## ACTIVITY
Print the records exactly and in full, please; the pictures stay out.

(TASK DATA begins)

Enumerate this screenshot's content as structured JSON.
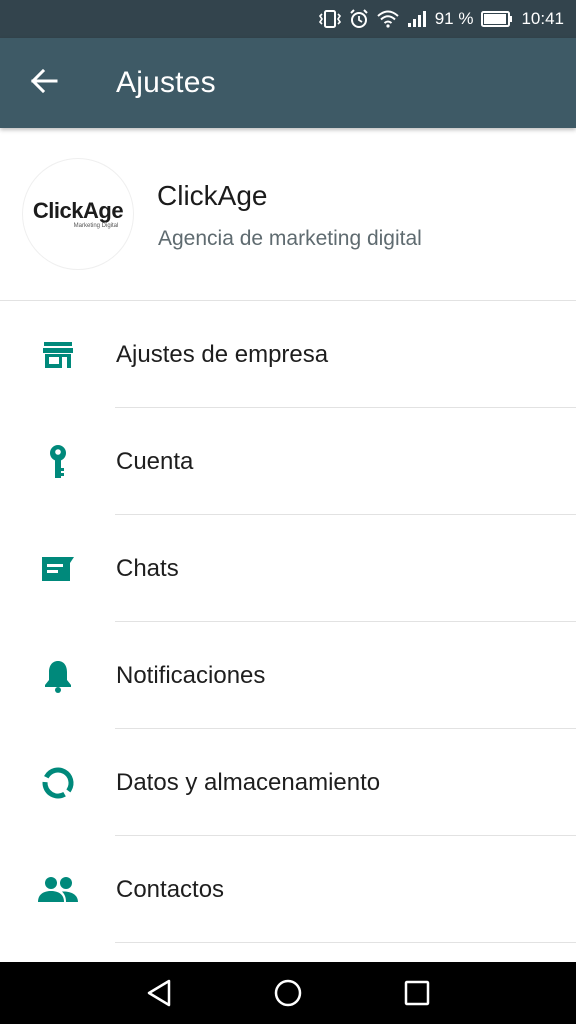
{
  "status_bar": {
    "battery_percent": "91 %",
    "time": "10:41",
    "icons": [
      "vibrate-icon",
      "alarm-icon",
      "wifi-icon",
      "signal-icon",
      "battery-icon"
    ]
  },
  "app_bar": {
    "title": "Ajustes",
    "back_icon": "arrow-back-icon"
  },
  "profile": {
    "logo_text": "ClickAge",
    "logo_subtext": "Marketing Digital",
    "name": "ClickAge",
    "status": "Agencia de marketing digital"
  },
  "menu": {
    "items": [
      {
        "label": "Ajustes de empresa",
        "icon": "store-icon"
      },
      {
        "label": "Cuenta",
        "icon": "key-icon"
      },
      {
        "label": "Chats",
        "icon": "chat-icon"
      },
      {
        "label": "Notificaciones",
        "icon": "bell-icon"
      },
      {
        "label": "Datos y almacenamiento",
        "icon": "data-usage-icon"
      },
      {
        "label": "Contactos",
        "icon": "contacts-icon"
      }
    ]
  },
  "nav_bar": {
    "icons": [
      "back-triangle-icon",
      "home-circle-icon",
      "recents-square-icon"
    ]
  },
  "colors": {
    "status_bar": "#33444d",
    "app_bar": "#3e5a66",
    "accent": "#00897b"
  }
}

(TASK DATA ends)

## ANSWER TO THE EXERCISE
Enumerate this screenshot's content as structured JSON.
{
  "status_bar": {
    "battery_percent": "91 %",
    "time": "10:41",
    "icons": [
      "vibrate-icon",
      "alarm-icon",
      "wifi-icon",
      "signal-icon",
      "battery-icon"
    ]
  },
  "app_bar": {
    "title": "Ajustes",
    "back_icon": "arrow-back-icon"
  },
  "profile": {
    "logo_text": "ClickAge",
    "logo_subtext": "Marketing Digital",
    "name": "ClickAge",
    "status": "Agencia de marketing digital"
  },
  "menu": {
    "items": [
      {
        "label": "Ajustes de empresa",
        "icon": "store-icon"
      },
      {
        "label": "Cuenta",
        "icon": "key-icon"
      },
      {
        "label": "Chats",
        "icon": "chat-icon"
      },
      {
        "label": "Notificaciones",
        "icon": "bell-icon"
      },
      {
        "label": "Datos y almacenamiento",
        "icon": "data-usage-icon"
      },
      {
        "label": "Contactos",
        "icon": "contacts-icon"
      }
    ]
  },
  "nav_bar": {
    "icons": [
      "back-triangle-icon",
      "home-circle-icon",
      "recents-square-icon"
    ]
  },
  "colors": {
    "status_bar": "#33444d",
    "app_bar": "#3e5a66",
    "accent": "#00897b"
  }
}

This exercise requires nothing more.